**Dataset records:**
• • • • •

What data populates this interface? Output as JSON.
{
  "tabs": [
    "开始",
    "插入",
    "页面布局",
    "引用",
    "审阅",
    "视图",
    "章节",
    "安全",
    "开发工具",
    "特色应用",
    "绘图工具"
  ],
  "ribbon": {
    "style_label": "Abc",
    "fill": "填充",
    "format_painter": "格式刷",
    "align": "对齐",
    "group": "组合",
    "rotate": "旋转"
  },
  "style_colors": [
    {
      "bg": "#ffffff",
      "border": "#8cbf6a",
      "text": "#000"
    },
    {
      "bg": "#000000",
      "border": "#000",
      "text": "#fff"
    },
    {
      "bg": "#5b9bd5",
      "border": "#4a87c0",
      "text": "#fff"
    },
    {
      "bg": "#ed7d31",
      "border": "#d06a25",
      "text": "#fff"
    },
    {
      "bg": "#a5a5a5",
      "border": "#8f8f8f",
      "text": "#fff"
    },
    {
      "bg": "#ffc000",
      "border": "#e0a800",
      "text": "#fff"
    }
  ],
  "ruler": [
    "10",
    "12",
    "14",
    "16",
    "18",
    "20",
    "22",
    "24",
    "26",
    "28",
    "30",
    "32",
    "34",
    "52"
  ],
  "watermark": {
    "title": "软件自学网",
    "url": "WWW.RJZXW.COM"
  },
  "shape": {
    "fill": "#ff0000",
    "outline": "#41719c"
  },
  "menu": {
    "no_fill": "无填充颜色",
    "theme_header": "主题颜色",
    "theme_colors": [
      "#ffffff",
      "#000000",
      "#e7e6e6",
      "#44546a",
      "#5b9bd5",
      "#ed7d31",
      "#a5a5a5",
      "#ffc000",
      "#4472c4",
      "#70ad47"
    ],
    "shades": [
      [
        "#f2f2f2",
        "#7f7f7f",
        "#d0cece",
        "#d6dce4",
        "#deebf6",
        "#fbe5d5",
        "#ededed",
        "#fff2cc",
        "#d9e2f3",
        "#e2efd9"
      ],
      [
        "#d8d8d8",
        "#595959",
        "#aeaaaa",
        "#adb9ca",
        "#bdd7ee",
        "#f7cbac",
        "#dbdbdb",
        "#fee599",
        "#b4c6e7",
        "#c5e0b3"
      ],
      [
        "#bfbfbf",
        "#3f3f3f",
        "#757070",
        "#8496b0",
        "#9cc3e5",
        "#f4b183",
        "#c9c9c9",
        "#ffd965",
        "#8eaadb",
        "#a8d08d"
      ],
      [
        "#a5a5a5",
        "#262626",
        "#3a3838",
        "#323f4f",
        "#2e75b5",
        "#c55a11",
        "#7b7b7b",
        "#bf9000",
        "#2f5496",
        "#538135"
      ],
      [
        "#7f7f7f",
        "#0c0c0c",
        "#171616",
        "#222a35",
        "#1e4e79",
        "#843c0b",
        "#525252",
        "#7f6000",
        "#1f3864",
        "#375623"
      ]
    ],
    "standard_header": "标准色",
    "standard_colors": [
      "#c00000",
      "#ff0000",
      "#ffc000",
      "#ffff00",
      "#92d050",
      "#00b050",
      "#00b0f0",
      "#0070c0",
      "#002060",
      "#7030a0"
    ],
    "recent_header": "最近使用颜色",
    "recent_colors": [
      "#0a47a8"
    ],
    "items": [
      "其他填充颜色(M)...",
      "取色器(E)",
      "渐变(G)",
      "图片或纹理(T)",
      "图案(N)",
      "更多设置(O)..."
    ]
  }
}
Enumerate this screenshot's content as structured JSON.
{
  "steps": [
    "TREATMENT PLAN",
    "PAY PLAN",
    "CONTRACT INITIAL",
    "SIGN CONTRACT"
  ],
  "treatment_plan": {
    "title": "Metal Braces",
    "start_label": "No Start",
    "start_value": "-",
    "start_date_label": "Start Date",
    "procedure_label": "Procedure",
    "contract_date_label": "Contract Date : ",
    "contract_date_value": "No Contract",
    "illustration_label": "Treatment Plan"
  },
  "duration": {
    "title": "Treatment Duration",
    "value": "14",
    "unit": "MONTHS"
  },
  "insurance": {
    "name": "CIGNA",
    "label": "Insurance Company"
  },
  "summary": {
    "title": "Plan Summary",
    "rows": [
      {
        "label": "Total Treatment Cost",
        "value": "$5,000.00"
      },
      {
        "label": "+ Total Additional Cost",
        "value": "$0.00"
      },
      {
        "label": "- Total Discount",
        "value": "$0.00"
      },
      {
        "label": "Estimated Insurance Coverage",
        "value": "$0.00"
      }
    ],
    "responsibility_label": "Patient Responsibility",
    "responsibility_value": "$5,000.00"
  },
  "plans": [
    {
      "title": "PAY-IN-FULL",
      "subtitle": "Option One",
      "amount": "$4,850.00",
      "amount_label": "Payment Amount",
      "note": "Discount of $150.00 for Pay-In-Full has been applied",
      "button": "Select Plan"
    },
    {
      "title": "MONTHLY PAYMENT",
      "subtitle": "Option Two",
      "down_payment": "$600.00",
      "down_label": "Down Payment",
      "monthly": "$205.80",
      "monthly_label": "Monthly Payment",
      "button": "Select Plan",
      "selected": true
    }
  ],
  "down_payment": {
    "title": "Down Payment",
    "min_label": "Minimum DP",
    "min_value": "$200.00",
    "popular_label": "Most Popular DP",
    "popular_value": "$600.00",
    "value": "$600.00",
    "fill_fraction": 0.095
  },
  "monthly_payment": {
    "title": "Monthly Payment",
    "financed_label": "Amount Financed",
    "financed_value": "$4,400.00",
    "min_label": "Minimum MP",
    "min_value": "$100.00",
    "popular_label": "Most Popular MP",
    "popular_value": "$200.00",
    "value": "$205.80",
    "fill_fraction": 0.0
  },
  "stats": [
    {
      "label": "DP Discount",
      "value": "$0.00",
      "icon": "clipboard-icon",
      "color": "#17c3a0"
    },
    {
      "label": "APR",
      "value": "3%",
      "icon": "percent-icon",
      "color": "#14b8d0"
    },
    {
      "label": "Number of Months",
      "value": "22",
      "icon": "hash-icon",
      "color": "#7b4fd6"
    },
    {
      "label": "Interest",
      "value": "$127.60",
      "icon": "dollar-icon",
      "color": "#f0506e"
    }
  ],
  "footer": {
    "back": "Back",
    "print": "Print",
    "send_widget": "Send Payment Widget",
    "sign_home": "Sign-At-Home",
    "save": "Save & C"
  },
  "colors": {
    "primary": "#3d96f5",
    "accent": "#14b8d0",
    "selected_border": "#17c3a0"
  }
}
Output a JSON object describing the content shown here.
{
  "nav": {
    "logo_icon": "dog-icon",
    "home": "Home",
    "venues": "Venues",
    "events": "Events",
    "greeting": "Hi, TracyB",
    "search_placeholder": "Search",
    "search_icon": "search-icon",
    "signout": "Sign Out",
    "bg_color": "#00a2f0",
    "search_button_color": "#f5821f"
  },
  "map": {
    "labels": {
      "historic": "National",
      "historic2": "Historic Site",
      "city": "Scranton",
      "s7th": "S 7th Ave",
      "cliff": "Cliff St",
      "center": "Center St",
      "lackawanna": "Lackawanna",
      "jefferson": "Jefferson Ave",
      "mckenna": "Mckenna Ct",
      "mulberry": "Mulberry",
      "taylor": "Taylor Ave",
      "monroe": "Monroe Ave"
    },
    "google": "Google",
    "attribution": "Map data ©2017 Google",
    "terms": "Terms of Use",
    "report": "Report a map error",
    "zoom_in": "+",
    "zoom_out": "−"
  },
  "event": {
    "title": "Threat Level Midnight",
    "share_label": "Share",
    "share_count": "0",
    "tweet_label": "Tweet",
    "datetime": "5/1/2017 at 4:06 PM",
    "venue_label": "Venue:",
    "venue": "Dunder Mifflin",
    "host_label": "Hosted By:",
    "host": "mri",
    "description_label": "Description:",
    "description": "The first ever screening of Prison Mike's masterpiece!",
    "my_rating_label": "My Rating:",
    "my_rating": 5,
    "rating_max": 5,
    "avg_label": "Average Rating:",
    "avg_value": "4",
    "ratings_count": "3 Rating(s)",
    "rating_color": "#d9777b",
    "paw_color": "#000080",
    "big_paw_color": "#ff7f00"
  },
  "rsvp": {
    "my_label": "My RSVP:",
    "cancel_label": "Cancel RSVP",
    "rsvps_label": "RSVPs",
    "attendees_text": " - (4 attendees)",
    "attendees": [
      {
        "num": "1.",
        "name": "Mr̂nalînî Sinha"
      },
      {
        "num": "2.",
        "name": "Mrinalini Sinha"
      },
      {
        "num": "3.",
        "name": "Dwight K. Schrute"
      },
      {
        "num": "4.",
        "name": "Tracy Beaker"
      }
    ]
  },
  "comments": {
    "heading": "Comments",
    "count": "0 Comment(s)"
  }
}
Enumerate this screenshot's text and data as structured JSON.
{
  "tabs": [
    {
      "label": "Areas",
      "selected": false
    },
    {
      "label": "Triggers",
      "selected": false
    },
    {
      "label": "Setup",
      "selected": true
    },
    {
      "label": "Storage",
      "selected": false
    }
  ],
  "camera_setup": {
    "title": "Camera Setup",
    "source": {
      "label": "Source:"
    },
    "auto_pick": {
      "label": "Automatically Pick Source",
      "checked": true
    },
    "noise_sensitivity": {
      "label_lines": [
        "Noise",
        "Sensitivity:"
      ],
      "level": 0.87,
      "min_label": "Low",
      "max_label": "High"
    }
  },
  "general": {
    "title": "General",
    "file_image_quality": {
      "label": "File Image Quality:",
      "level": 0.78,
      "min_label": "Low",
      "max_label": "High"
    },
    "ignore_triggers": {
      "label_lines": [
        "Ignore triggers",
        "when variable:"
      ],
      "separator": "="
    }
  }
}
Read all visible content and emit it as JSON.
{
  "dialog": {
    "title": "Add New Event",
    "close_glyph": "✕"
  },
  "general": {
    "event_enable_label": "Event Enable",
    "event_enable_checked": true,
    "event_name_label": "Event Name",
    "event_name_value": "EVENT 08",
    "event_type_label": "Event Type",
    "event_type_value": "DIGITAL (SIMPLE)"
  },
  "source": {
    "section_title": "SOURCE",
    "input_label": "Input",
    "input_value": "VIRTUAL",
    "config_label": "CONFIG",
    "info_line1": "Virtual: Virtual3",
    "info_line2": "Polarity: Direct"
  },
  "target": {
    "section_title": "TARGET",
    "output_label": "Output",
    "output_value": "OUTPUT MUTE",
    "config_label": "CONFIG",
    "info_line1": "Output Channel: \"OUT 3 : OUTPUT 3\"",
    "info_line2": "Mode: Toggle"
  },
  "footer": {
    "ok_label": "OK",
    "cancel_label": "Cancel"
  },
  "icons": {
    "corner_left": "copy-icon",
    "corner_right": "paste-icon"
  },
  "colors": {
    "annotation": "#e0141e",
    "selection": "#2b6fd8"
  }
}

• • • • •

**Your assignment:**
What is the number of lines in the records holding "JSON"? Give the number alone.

**Expected answer:**
5